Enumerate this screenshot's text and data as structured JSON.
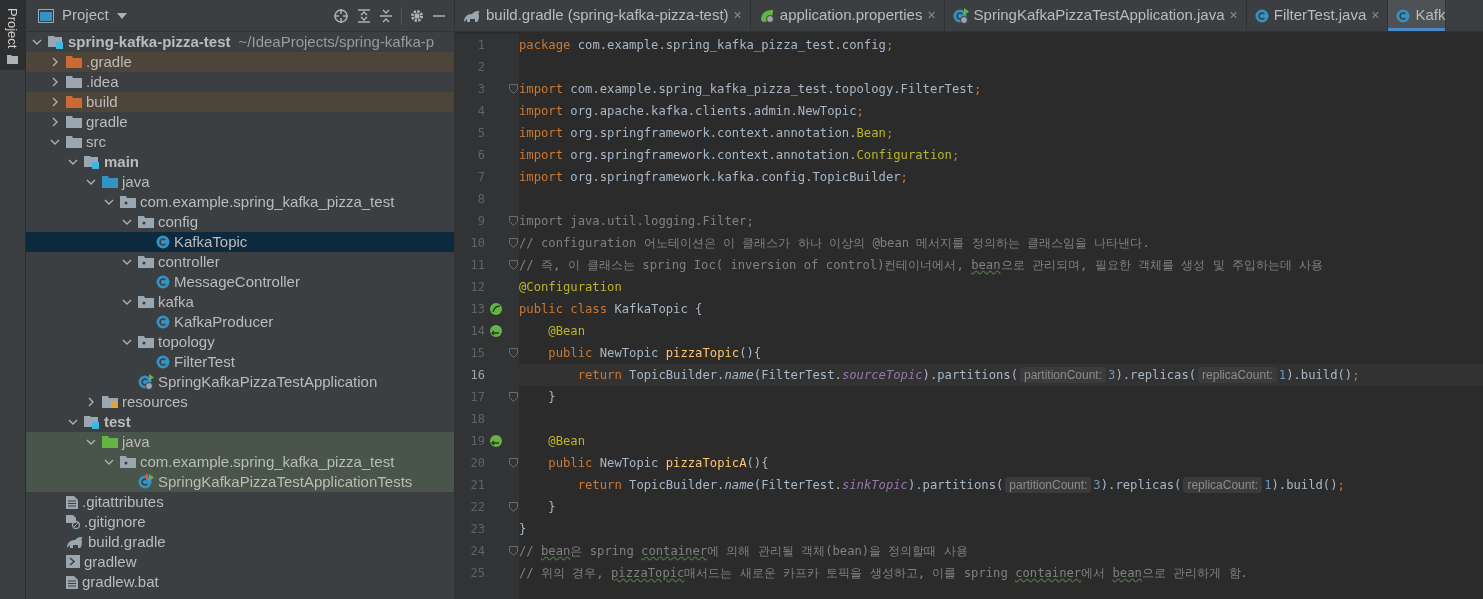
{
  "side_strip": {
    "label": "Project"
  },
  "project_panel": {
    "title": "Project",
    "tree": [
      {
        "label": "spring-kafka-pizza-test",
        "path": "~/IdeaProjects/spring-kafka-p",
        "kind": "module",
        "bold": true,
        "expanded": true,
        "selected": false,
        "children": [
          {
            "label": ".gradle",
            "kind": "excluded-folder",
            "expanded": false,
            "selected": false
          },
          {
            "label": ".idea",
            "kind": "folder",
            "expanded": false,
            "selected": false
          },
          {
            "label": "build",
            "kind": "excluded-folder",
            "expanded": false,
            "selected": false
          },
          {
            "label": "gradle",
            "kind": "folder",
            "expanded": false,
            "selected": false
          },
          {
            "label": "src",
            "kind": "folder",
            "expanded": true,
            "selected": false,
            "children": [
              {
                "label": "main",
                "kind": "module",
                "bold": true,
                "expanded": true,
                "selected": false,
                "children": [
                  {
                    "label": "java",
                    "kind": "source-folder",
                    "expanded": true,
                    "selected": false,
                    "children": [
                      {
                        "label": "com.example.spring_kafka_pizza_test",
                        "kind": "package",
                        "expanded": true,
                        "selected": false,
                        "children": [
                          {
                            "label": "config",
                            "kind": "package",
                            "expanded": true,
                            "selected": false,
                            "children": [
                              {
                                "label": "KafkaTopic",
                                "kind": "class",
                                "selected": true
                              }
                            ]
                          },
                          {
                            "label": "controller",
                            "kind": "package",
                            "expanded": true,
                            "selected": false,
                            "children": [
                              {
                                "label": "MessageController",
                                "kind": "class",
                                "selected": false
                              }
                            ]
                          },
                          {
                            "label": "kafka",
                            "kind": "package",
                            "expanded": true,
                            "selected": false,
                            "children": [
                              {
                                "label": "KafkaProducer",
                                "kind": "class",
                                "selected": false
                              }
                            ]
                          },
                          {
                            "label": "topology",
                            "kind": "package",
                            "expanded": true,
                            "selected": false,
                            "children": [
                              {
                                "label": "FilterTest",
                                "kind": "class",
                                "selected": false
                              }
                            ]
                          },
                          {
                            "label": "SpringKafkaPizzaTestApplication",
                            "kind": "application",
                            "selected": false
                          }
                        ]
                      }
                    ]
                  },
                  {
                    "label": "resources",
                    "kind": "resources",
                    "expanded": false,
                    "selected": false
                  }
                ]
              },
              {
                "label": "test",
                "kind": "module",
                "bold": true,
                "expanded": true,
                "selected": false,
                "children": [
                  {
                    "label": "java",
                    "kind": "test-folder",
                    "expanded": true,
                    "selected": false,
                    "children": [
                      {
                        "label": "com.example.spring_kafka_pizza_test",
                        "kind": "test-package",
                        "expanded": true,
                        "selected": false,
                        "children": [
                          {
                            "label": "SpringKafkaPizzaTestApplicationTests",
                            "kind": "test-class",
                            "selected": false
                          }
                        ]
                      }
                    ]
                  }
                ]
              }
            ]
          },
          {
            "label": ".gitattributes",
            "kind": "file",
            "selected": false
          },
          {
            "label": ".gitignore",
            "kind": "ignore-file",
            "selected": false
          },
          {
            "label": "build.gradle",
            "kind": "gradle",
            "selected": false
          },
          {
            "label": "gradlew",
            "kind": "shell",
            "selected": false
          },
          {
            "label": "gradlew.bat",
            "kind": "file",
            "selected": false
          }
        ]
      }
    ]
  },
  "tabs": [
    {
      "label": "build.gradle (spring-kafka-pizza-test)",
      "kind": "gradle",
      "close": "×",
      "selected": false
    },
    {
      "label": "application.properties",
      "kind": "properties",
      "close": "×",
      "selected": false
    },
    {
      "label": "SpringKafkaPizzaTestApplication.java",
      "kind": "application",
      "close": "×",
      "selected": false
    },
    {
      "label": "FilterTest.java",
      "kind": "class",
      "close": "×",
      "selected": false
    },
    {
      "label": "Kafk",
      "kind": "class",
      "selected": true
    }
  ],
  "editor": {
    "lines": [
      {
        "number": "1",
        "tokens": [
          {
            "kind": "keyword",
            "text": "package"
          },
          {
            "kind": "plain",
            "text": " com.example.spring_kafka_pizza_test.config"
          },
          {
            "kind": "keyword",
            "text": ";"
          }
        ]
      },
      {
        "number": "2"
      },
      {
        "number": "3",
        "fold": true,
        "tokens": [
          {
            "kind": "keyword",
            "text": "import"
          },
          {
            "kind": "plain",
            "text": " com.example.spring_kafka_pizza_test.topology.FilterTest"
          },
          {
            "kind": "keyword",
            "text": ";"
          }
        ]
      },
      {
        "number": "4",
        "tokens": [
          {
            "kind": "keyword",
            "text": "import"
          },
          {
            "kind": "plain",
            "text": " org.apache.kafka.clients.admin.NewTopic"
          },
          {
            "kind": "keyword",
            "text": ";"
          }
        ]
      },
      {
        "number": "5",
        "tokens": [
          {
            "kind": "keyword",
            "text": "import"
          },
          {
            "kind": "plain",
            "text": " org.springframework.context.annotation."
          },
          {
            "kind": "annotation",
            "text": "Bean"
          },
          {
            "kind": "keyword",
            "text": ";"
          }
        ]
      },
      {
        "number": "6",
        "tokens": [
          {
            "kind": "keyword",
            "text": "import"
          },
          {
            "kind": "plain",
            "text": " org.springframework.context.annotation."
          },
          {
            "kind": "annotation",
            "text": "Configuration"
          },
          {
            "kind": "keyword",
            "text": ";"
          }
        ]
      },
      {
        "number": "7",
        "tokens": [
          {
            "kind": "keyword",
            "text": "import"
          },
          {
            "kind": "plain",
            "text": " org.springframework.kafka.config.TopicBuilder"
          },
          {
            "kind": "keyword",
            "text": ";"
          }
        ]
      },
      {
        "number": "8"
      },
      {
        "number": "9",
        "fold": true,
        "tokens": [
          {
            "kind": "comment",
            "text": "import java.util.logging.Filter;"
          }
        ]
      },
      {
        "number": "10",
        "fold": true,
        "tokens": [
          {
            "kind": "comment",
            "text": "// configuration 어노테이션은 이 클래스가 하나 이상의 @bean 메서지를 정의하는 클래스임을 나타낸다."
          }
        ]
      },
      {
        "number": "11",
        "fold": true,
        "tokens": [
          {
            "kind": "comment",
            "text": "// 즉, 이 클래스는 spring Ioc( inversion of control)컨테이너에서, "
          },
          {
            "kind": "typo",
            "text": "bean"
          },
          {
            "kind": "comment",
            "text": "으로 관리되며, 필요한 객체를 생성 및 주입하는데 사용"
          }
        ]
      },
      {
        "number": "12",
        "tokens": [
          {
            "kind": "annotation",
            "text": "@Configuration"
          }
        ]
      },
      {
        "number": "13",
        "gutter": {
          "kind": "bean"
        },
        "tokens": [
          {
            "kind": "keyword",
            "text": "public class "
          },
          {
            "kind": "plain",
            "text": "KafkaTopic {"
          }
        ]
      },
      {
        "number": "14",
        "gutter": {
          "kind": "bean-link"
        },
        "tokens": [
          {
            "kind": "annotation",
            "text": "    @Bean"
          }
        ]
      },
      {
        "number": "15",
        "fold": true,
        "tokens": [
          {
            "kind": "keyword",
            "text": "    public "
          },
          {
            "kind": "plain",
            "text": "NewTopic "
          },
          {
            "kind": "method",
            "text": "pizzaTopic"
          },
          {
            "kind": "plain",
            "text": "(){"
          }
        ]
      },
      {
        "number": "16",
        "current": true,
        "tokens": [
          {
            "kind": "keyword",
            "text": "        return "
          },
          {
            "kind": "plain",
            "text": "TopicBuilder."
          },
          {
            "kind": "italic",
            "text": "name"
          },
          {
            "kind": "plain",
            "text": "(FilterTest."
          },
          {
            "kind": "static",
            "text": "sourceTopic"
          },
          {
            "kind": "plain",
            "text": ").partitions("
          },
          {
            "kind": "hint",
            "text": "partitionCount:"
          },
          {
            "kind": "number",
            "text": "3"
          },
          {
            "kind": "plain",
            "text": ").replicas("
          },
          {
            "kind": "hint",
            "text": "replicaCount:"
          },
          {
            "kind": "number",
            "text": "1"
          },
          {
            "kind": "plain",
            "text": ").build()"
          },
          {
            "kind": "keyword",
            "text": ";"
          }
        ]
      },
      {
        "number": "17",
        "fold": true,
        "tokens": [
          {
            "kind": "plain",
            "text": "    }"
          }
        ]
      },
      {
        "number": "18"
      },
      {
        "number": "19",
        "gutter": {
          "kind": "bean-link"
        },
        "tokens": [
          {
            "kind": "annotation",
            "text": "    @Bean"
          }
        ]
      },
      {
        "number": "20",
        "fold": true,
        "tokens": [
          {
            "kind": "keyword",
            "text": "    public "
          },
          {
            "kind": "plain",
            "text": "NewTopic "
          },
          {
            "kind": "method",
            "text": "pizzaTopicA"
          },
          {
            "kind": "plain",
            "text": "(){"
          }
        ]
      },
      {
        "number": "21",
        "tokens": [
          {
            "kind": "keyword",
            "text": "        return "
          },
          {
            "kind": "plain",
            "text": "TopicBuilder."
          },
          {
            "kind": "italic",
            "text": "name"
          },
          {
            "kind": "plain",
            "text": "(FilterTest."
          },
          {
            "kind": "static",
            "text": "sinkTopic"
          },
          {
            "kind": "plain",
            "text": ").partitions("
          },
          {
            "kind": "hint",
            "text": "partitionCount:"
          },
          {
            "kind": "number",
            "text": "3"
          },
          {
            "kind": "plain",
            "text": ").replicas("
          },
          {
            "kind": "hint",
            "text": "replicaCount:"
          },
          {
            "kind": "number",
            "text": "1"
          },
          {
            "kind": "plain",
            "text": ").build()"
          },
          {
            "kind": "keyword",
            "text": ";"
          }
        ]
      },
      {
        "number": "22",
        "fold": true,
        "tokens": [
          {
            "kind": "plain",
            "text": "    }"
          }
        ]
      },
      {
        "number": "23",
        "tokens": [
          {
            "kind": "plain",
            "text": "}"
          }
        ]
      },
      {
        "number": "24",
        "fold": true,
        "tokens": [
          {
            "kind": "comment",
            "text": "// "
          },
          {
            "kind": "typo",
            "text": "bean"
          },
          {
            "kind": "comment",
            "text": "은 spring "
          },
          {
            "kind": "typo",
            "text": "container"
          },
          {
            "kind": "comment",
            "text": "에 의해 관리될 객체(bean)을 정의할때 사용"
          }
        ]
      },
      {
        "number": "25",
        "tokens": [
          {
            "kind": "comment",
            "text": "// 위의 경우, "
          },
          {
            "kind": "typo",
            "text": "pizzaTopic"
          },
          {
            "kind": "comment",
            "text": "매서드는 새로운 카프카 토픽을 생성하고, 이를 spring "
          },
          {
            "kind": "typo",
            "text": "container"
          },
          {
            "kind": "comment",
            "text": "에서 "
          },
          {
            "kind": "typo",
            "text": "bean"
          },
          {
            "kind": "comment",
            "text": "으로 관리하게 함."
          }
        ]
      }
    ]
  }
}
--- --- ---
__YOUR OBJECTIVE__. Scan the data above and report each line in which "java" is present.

__FINISHED EXERCISE__.
                    "label": "java",
                    "label": "java",
      "label": "SpringKafkaPizzaTestApplication.java",
      "label": "FilterTest.java",
            "text": "import java.util.logging.Filter;"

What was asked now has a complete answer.